Mobutu managed to control Zaire (now known as the Democratic Republic of the Congo) for 32 years before being deposed in 1997, and during that time he bled the country dry while enjoying a lifestyle a real emperor might have envied. Once, after flying with Mobutu on his private DC-8 from France to Zaire, I watched with astonishment as he sent the jet immediately back to the Riviera to retrieve a fashion magazine Madame Mobutu had forgotten.
In June 1993, CNN’s Africa correspondent Gary Striker wanted to interview “Le Maréchal” about what amounted to a civil war in the southeastern part of the country while his army, unpaid for months, pillaged Kinshasa, its capital. I was Gary’s producer, but sensing we’d never get the truth from “The Helmsman” (Mobutu had a laundry list of unofficial titles), I had a secret agenda. I wanted Mobutu’s hat: that trademark jaunty leopard-skin number he sported everywhere.
As the military began ransacking Kinshasa, Mobutu literally headed for the hills to his native village of Gbadolite, where he’d erected a lavish presidential palace for himself in the heart of the equatorial forest.

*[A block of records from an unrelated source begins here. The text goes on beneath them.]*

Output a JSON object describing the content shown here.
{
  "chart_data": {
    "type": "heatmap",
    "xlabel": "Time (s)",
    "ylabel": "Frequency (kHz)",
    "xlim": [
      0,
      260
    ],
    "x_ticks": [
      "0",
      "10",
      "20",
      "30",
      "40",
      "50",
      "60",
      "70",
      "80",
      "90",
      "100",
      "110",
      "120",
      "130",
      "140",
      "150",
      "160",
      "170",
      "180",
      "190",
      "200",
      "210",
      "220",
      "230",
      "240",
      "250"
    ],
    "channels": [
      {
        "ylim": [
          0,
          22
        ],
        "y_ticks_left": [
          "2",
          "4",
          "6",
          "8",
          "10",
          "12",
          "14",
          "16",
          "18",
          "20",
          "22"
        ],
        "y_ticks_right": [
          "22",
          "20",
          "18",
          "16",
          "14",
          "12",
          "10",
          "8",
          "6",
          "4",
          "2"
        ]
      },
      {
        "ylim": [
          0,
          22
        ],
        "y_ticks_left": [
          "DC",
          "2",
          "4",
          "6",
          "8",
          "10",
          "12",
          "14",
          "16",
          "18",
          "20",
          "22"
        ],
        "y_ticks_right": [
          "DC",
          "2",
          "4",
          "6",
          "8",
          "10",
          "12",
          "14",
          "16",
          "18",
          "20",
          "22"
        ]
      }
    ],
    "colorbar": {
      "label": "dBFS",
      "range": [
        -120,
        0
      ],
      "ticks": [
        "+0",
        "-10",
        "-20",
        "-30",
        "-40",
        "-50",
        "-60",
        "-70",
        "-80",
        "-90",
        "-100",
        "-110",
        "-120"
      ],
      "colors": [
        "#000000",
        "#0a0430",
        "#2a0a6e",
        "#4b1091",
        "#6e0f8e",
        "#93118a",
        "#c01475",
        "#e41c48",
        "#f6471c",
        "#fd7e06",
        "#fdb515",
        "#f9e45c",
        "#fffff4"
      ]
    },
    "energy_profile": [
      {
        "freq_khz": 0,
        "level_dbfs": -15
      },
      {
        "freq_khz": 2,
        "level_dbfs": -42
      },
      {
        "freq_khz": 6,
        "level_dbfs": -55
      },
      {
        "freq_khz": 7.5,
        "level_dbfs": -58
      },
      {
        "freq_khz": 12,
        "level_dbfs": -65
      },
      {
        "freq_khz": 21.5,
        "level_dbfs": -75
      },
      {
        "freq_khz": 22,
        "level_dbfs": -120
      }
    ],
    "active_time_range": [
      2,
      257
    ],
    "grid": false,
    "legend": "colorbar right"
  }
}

Of course, getting there—as well as convincing Mobutu to grant an interview—posed herculean challenges, even for Africa.
I’d been in contact with Mobutu’s advisors for weeks while we covered other news in Gabon: the second African/African-American Summit in Libreville, the capital, as well as Albert Schweitzer’s famed leper colony in Lambaréné. The hospital was still functioning, along with a small museum containing the doctor’s fabled organ (with Bach sheet music) and other personal items that belonged to the 1952 Nobel Peace Prize laureate. Suzanne, the museum’s guide, was only a child when Schweitzer ran the place and said Big Al, who believed promptness to be a virtue, savagely beat both girls and boys if they were late for school—a juicy historical tid- bit the Nobel Committee obviously overlooked. “Oh, yes,” Suzanne insisted, “he slap us VERY hard across zee FACES.”

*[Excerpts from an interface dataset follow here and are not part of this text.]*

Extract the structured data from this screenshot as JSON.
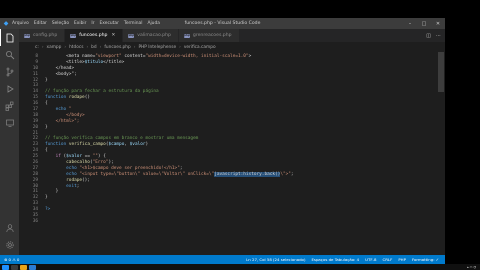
{
  "window": {
    "title": "funcoes.php - Visual Studio Code",
    "menu": [
      "Arquivo",
      "Editar",
      "Seleção",
      "Exibir",
      "Ir",
      "Executar",
      "Terminal",
      "Ajuda"
    ]
  },
  "tabs": [
    {
      "label": "config.php",
      "active": false
    },
    {
      "label": "funcoes.php",
      "active": true
    },
    {
      "label": "valimacao.php",
      "active": false
    },
    {
      "label": "grenreacoes.php",
      "active": false
    }
  ],
  "breadcrumbs": [
    "c:",
    "xampp",
    "htdocs",
    "bd",
    "funcoes.php",
    "PHP Intelephense",
    "verifica.campo"
  ],
  "editor": {
    "line_numbers": [
      "8",
      "9",
      "10",
      "11",
      "12",
      "13",
      "14",
      "15",
      "16",
      "17",
      "18",
      "19",
      "20",
      "21",
      "22",
      "23",
      "24",
      "25",
      "26",
      "27",
      "28",
      "29",
      "30",
      "31",
      "32",
      "33",
      "34",
      "35",
      "36"
    ],
    "lines": [
      [
        {
          "c": "        <meta name=",
          "t": ""
        },
        {
          "c": "\"viewport\"",
          "t": "str"
        },
        {
          "c": " content=",
          "t": ""
        },
        {
          "c": "\"width=device-width, initial-scale=1.0\"",
          "t": "str"
        },
        {
          "c": ">",
          "t": ""
        }
      ],
      [
        {
          "c": "        <title>",
          "t": ""
        },
        {
          "c": "$titulo",
          "t": "var"
        },
        {
          "c": "</title>",
          "t": ""
        }
      ],
      [
        {
          "c": "    </head>",
          "t": ""
        }
      ],
      [
        {
          "c": "    <body>\";",
          "t": ""
        }
      ],
      [
        {
          "c": "}",
          "t": ""
        }
      ],
      [
        {
          "c": "",
          "t": ""
        }
      ],
      [
        {
          "c": "// função para fechar a estrutura da página",
          "t": "cm"
        }
      ],
      [
        {
          "c": "function",
          "t": "kw"
        },
        {
          "c": " ",
          "t": ""
        },
        {
          "c": "rodape",
          "t": "fn"
        },
        {
          "c": "()",
          "t": ""
        }
      ],
      [
        {
          "c": "{",
          "t": ""
        }
      ],
      [
        {
          "c": "    ",
          "t": ""
        },
        {
          "c": "echo",
          "t": "kw"
        },
        {
          "c": " \"",
          "t": "str"
        }
      ],
      [
        {
          "c": "        </body>",
          "t": "str"
        }
      ],
      [
        {
          "c": "    </html>\";",
          "t": "str"
        }
      ],
      [
        {
          "c": "}",
          "t": ""
        }
      ],
      [
        {
          "c": "",
          "t": ""
        }
      ],
      [
        {
          "c": "// função verifica campos em branco e mostrar uma mensagem",
          "t": "cm"
        }
      ],
      [
        {
          "c": "function",
          "t": "kw"
        },
        {
          "c": " ",
          "t": ""
        },
        {
          "c": "verifica_campo",
          "t": "fn"
        },
        {
          "c": "(",
          "t": ""
        },
        {
          "c": "$campo",
          "t": "var"
        },
        {
          "c": ", ",
          "t": ""
        },
        {
          "c": "$valor",
          "t": "var"
        },
        {
          "c": ")",
          "t": ""
        }
      ],
      [
        {
          "c": "{",
          "t": ""
        }
      ],
      [
        {
          "c": "    ",
          "t": ""
        },
        {
          "c": "if",
          "t": "ctl"
        },
        {
          "c": " (",
          "t": ""
        },
        {
          "c": "$valor",
          "t": "var"
        },
        {
          "c": " == ",
          "t": ""
        },
        {
          "c": "\"\"",
          "t": "str"
        },
        {
          "c": ") {",
          "t": ""
        }
      ],
      [
        {
          "c": "        ",
          "t": ""
        },
        {
          "c": "cabecalho",
          "t": "fn"
        },
        {
          "c": "(",
          "t": ""
        },
        {
          "c": "\"Erro\"",
          "t": "str"
        },
        {
          "c": ");",
          "t": ""
        }
      ],
      [
        {
          "c": "        ",
          "t": ""
        },
        {
          "c": "echo",
          "t": "kw"
        },
        {
          "c": " ",
          "t": ""
        },
        {
          "c": "\"<h1>$campo deve ser preenchido!</h1>\"",
          "t": "str"
        },
        {
          "c": ";",
          "t": ""
        }
      ],
      [
        {
          "c": "        ",
          "t": ""
        },
        {
          "c": "echo",
          "t": "kw"
        },
        {
          "c": " ",
          "t": ""
        },
        {
          "c": "\"<input type=\\\"button\\\" value=\\\"Voltar\\\" onClick=\\\"",
          "t": "str"
        },
        {
          "c": "javascript:history.back()",
          "t": "sel"
        },
        {
          "c": "\\\">\"",
          "t": "str"
        },
        {
          "c": ";",
          "t": ""
        }
      ],
      [
        {
          "c": "        ",
          "t": ""
        },
        {
          "c": "rodape",
          "t": "fn"
        },
        {
          "c": "();",
          "t": ""
        }
      ],
      [
        {
          "c": "        ",
          "t": ""
        },
        {
          "c": "exit",
          "t": "kw"
        },
        {
          "c": ";",
          "t": ""
        }
      ],
      [
        {
          "c": "    }",
          "t": ""
        }
      ],
      [
        {
          "c": "}",
          "t": ""
        }
      ],
      [
        {
          "c": "",
          "t": ""
        }
      ],
      [
        {
          "c": "?>",
          "t": "kw"
        }
      ],
      [
        {
          "c": "",
          "t": ""
        }
      ],
      [
        {
          "c": "",
          "t": ""
        }
      ]
    ]
  },
  "statusbar": {
    "left": [
      "⊗ 0 ⚠ 0"
    ],
    "right": [
      "Ln 27, Col 58 (24 selecionado)",
      "Espaços de Tabulação: 4",
      "UTF-8",
      "CRLF",
      "PHP",
      "Formatting: ✓"
    ]
  },
  "colors": {
    "accent": "#007acc",
    "editor_bg": "#1e1e1e",
    "activity_bg": "#333333",
    "titlebar_bg": "#3c3c3c"
  }
}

Back in Libreville, I finally received confirmation that Mobutu would be sending a plane to shuttle us to his jungle outpost. We were instructed to be at the airport early the next morning where we waited about 14 hours for a flight that never arrived. It was yet another WAWA1 moment. Two days and $600 in telephone charges later, we were back at the airport… still waiting. After standing around for another 12 hours with our dicks in our hands, a white 727 with Zaire’s distinctive red-and-gold torch livery on its tail landed and rolled up the tarmac. Finally, less than ten minutes later, we were airborne.